The Senate is investigating some banks for alleged collusion with some international oil companies (IOCs) to defraud the country.
Over $62,909,716,417 is said to have been taken out of the country under suspicious circumstances between August 2009 and December 2014.
The “Investigation of the pre-shipment inspection of export activities in Nigeria” is being conducted by the Senate joint committee on Finance, Trade and Investment, Gas, Petroleum Upstream, Banking, Insurance and other Financial Institutions, Judiciary, Human Rights and Legal Matters, and Customs and Excise.
A document obtained by The Nation showed the banks were asked to submit copies of certified Nigeria Export Proceed (NXP) issued/or processed by them in respect of all crude oil and gas exported by Nigeria Agip Company Ltd, Chevron Nigeria Limited, Shell Petroleum Dev. Co. Nig. Ltd and their affiliates between April 1996 and December, 2016.
The banks are to submit all domiciliary accounts opened and /or closed within the period specified for crude oil and gas exported.
Two banks – Citibank and Standard Chartered Bank – appeared at the investigative joint committee on Thursday. Other banks said to be associated with the export of oil and gas will also appear.
A member of the committee, Senator Yusuf Yusuf (Taraba State), queried why funds brought into the country as oil export proceeds were wholly withdrawn a day after such proceeds were brought.
He said the probe became necessary because the banks should have ensured petroleum products exporters did the right thing by obeying the guidelines and laws of the country.
Yusuf said: “It is worrisome that money comes in today, tomorrow the same amount goes out of the country. The practice runs through statement of account submitted by the banks. The oil companies bring in $20 billion today and tomorrow $20 billion is taken out from the account.

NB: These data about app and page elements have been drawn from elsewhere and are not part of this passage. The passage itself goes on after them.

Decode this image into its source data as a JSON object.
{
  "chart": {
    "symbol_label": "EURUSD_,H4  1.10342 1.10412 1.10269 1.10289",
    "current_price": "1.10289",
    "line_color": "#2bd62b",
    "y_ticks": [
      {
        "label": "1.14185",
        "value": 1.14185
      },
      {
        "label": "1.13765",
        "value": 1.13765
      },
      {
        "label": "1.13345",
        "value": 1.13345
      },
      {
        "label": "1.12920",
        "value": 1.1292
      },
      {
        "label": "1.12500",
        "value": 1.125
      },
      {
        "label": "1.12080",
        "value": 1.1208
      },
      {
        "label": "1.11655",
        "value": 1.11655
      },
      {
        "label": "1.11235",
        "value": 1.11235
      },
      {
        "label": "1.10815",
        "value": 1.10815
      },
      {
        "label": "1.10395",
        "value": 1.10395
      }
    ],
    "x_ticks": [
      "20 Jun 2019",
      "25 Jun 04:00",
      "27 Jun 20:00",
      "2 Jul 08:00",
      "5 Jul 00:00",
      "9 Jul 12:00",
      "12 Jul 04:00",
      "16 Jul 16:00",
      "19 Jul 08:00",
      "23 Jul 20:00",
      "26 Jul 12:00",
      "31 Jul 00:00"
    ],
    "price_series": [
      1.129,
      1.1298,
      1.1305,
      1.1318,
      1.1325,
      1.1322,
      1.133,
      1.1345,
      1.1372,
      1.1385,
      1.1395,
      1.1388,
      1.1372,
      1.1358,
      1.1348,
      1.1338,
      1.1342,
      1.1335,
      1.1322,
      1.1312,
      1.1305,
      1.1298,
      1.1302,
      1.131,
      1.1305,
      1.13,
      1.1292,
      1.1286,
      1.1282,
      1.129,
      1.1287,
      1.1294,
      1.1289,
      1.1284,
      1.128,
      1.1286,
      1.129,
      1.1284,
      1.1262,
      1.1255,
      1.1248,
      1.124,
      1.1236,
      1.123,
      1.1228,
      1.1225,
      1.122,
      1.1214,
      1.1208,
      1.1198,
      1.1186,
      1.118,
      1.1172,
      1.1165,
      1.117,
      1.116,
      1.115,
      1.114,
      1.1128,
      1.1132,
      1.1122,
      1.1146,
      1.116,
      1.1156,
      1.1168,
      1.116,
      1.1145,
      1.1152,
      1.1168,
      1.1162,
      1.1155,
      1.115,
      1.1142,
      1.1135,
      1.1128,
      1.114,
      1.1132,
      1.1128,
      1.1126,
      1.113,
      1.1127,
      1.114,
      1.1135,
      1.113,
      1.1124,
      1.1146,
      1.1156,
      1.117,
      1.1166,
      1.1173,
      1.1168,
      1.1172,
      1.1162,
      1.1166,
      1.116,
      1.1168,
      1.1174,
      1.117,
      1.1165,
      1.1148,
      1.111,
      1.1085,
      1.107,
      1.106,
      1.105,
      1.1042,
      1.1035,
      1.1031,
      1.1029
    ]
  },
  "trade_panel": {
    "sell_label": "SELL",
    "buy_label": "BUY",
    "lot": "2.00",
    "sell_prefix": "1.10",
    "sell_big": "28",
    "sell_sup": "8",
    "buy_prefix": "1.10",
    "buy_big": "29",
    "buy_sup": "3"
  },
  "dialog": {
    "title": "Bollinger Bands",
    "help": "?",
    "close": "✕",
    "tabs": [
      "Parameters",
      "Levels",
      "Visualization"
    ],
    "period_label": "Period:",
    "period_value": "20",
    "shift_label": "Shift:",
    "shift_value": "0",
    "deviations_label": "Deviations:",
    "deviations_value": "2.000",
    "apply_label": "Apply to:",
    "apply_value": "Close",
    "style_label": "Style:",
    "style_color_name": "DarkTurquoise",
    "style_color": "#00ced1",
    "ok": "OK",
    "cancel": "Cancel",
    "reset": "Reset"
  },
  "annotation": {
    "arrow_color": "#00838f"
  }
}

“The banks are colluding with multi-national oil companies to defraud the country. The government relies on the banks; the banks are now colluding with the multi-national oil companies.”

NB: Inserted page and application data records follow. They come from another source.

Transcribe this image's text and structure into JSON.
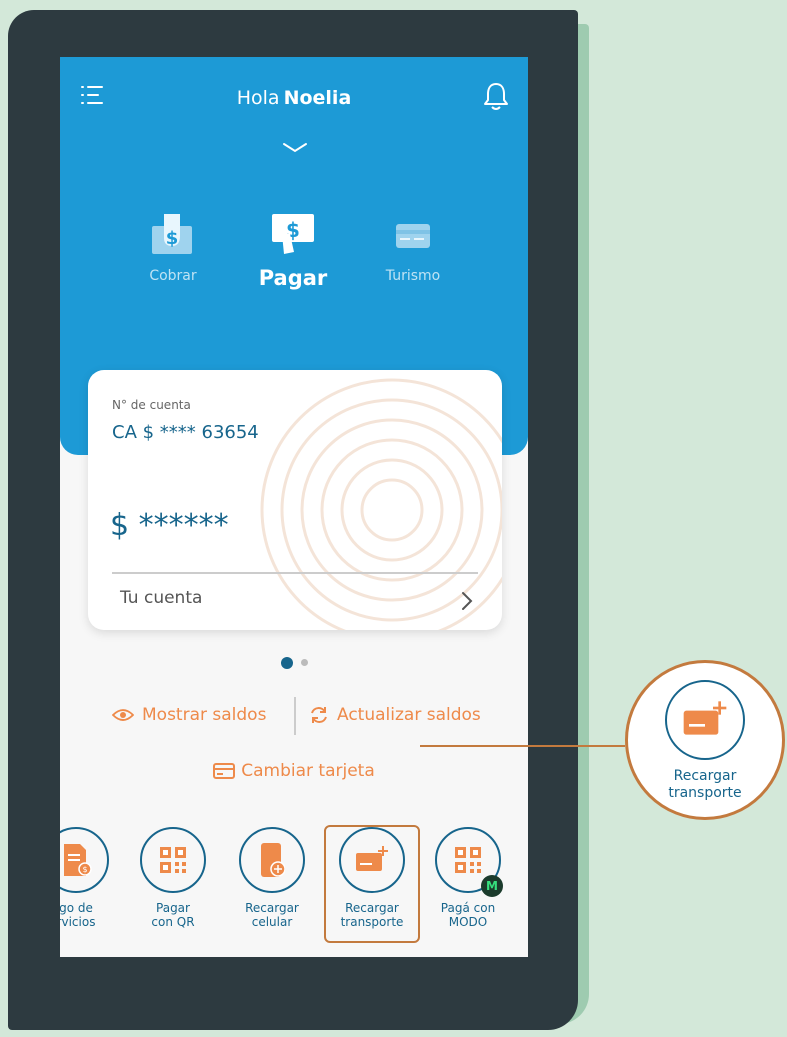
{
  "header": {
    "greeting": "Hola",
    "user_name": "Noelia"
  },
  "modes": [
    {
      "label": "Cobrar",
      "active": false
    },
    {
      "label": "Pagar",
      "active": true
    },
    {
      "label": "Turismo",
      "active": false
    }
  ],
  "account_card": {
    "account_label": "N° de cuenta",
    "account_number": "CA $ **** 63654",
    "balance": "$ ******",
    "link_label": "Tu cuenta"
  },
  "pager": {
    "pages": 2,
    "current": 1
  },
  "actions": {
    "show_balances": "Mostrar saldos",
    "refresh_balances": "Actualizar saldos",
    "change_card": "Cambiar tarjeta"
  },
  "shortcuts": [
    {
      "label": "go de\nrvicios",
      "icon": "bill-icon"
    },
    {
      "label": "Pagar\ncon QR",
      "icon": "qr-icon"
    },
    {
      "label": "Recargar\ncelular",
      "icon": "phone-topup-icon"
    },
    {
      "label": "Recargar\ntransporte",
      "icon": "transport-card-topup-icon",
      "highlighted": true
    },
    {
      "label": "Pagá con\nMODO",
      "icon": "qr-icon",
      "badge": "M"
    }
  ],
  "zoom_callout": {
    "label": "Recargar\ntransporte"
  },
  "colors": {
    "header_blue": "#1d9ad6",
    "text_blue": "#17658c",
    "accent_orange": "#ee8a4a",
    "highlight_border": "#c37a3e",
    "background_green": "#d3e8d9",
    "device_dark": "#2d3a40"
  }
}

He noted that it was obvious the country was not getting the correct export proceeds from oil and gas exports.
The lawmaker, who insisted that banks had the responsibility to abide by the law, said it was worrisome no indications were made about who paid for oil exports.
He noted that the committee was interested in why same company exports and pays for products without an indication of who actually buys the products and the corresponding bank.

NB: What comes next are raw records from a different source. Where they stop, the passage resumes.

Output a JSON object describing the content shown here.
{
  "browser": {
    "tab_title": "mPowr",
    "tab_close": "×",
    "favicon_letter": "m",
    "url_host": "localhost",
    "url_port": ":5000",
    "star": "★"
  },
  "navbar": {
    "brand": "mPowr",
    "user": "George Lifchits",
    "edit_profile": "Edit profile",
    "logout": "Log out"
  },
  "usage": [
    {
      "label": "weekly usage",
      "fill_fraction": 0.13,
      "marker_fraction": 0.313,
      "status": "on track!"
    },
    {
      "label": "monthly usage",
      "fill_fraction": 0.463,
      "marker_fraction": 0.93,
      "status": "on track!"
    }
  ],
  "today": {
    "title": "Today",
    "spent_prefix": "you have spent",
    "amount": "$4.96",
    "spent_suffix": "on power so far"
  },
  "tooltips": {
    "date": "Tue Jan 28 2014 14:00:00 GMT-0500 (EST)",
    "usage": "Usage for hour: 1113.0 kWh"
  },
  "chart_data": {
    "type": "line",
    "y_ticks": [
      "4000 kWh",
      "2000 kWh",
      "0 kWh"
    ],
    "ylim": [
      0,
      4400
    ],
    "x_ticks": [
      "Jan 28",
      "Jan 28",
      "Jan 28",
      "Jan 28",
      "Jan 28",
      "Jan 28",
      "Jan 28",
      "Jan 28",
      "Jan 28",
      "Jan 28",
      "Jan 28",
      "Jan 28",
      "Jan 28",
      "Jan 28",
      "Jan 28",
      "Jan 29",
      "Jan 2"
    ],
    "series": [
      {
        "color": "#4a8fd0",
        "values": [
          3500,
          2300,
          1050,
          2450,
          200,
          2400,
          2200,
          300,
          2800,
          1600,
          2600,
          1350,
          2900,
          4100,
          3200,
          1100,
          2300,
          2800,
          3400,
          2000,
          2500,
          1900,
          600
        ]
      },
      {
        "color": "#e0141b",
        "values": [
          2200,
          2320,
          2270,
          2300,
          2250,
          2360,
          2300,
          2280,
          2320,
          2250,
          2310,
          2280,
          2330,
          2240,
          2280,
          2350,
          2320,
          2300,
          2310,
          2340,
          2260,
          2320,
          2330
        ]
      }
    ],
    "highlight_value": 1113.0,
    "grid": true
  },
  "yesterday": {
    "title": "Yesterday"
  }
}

The Chairman of the joint committee, Senator John Enoh, said the committee was interested in ensuring that banks are not colluding with IOCs to flout the laws of the country.
Enoh said the committee would take a critical look at the submissions made by the banks to come to terms with the true position of oil and gas exports proceeds processes.
A document submitted to the committee, which was obtained by The Nation, showed that Citibank Nigeria operates domiciliary export proceed accounts for ENI Group (three accounts), Chevron Group (six accounts) and Shell Group (two accounts).
The document also showed that Nigerian Agip Oil Company recorded a total export inflow valued at $15,372, 882,703.36
Chevron Group recorded $44,020,596,289.99. Shell group made a total inflow valued at $3,516,237,425.79 giving total of $62,909,716,417 billion.
The committee resolved to screen documents submitted by the banks before coming up with its recommendations.
The committee expressed its determination to get to the root of pre-shipment inspection of export activities.